Data records:
BEGIN

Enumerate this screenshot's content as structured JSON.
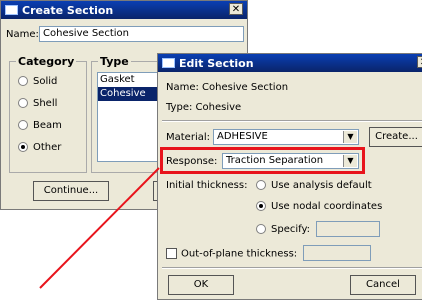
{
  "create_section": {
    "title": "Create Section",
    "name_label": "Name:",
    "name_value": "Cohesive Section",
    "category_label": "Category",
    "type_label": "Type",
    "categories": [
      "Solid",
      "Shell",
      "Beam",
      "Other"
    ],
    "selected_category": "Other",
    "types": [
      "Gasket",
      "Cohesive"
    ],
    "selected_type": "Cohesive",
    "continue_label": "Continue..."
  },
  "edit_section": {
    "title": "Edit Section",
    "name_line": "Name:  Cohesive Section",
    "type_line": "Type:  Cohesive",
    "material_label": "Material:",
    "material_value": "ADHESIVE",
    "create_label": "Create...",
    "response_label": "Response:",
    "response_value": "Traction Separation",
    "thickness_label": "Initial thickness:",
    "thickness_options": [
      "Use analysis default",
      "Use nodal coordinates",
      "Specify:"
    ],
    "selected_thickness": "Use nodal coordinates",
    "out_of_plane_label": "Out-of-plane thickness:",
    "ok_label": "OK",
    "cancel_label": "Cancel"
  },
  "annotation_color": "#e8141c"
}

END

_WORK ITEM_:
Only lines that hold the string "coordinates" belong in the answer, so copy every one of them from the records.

_TASK RESPONSE_:
      "Use nodal coordinates",
    "selected_thickness": "Use nodal coordinates",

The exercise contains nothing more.